The course was fun, but very different to what I'm accustomed to riding here on the East Coast. It consisted mostly of wide, gravely trails, with some loose sand and huge ruts thrown in for fun. Not very technical at all, but the ruts were certainly challenging. It's funny, at one point I had just passed a rut (ravine) that could have swallowed my bike when a spectator warned me of an upcoming root. A root!

I suspect the scenery was very nice, but I couldn't see any of it. Seriously, at times I could only see 50ft or so down the trail. The temperature, was quite cool compared to the previous day, so the fog was a welcome change.

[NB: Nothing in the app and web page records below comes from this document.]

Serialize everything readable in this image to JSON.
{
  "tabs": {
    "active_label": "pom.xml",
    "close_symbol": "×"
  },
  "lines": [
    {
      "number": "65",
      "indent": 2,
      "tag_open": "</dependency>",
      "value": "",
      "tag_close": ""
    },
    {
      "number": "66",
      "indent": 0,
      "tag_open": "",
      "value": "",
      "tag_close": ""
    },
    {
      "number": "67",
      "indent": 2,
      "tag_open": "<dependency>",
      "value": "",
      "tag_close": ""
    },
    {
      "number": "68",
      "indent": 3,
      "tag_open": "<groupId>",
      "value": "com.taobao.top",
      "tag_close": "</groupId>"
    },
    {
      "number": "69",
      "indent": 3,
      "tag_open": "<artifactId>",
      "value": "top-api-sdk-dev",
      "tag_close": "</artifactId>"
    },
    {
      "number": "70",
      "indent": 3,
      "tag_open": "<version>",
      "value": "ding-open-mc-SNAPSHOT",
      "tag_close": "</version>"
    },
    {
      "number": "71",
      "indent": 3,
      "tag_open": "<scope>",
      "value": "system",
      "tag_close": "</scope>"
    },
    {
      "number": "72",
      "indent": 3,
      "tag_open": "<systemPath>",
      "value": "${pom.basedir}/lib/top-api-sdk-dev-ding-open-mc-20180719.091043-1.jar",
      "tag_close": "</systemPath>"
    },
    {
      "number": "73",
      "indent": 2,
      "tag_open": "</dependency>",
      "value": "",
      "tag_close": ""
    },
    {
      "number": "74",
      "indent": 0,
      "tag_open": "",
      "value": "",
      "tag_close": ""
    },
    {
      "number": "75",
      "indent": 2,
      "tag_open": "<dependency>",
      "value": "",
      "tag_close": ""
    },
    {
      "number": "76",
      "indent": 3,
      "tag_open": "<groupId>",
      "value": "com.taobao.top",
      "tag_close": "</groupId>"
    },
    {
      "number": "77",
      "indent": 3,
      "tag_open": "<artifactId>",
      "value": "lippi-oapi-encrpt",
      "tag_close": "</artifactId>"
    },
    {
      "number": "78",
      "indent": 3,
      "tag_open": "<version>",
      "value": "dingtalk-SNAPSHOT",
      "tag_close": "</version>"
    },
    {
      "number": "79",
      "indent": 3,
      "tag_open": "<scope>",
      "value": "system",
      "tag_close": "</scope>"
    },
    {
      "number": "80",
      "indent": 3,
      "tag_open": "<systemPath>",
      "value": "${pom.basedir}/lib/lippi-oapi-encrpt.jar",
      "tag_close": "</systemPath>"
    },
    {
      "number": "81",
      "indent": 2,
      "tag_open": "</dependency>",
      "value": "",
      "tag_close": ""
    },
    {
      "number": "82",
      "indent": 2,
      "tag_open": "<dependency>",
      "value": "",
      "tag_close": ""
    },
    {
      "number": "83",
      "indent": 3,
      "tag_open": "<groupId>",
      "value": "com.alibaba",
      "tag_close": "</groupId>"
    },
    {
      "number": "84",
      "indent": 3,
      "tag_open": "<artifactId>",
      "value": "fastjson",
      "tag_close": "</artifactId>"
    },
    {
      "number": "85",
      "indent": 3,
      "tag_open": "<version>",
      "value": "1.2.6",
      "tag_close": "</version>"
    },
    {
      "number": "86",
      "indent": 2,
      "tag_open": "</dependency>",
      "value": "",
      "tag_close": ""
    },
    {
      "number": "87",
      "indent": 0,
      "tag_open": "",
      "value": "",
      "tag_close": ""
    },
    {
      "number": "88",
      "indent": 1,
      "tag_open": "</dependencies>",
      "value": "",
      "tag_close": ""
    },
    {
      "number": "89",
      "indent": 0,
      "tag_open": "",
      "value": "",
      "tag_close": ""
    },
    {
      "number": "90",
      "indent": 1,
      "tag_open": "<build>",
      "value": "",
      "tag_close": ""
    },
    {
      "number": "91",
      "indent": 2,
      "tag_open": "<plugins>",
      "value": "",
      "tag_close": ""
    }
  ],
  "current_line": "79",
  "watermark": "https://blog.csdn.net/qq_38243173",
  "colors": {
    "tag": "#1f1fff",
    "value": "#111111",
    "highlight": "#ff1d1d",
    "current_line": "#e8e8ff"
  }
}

The climbing was a bit intimidating. It seemed like I couldn't even come close to that kind of elevation on my rides around home, so I actually took it a bit easy, in anticipation of what I thought would be a death march climb at the finish. To be honest, it wasn't bad at all, even with a 1x9. I did walk two of the shorter/steeper/looser climbs, but otherwise, it was all good.

I chatted with plenty of other riders from all over the country, and many were surprised that I'd actually be sitting up, talking, and even taking photos. That's the way I roll.

In total, it was about 20 miles, about 2hrs, about 3000ft of climbing and 1 water bottle, without stopping at the water station. I was probably still well hydrated from the "preparation" I had done two nights ago.

I came upon one guy who had perhaps done too much "preparation," as he was barfing trailside.

Add your barfing sound effect here...
After the finish, the real race began. I had to get the bike washed (thanks again Pedro's), disassembled, boxed up, and then we had to get to the airport in San Francisco for our red-eye flight.

Needless to say, we got home without a hitch.

I remember when red-eye flights, or staying up all night for whatever reason, wouldn't phase me. I'm past that point now. I thought I'd be okay on Monday with only a couple of hours of sleep. I was even supposed to work Monday, but fortunately, one of my buddies swapped with me. I was a wreck Monday afternoon. My bike is still in it's box, and I think some of my stinky laundry is in a plastic bag. My wife is going to love finding that stink bomb.

The trip was, in a word, super-awesome-fun-o-liscious.

Next race? Weeping Willow. Better start my preparations...

Enjoy the rest of these random pics:

Full size 29'er, two sets of tires, two forks, clothes, etc... 
Pre-race preparation.
Seriously dude? It's GoPro, not GoPorn...
Hey. Settle down. 
Obligatory Monterey Bay photo.
I don't need any of your stinkin' water.
If they had one of these at the aid station, I may have stopped. 
Ibis taking the big wheels up a notch or two.
There was a launch ramp that went into a professional air bag landing. Cool.
Yeah. Come up with your own caption. I'm speechless.
Brush guards? If you have to ask, you ride too slow.


  1. After a quick scan of the video I have surmised two things. First, the Cat 1,2,3,4 cross race skewed heavily toward the Cat 4 end. Two, It appears the guy who caused the crash has his uniform wrapped in duct tape from a previous poor choice of line. Can you confirm point 2?

    Oh, and the photo of the guy wearing his Indiana Jones hat and halter-top half-zip jersey with his iPod attached to the arms of his young lover is priceless.

  2. Excellent Sea Otter CX video!

    The only way to make it possibly better is to show it live - at $495 + 4G modem, the resistance is futile! See "Portable" video @1:30 on: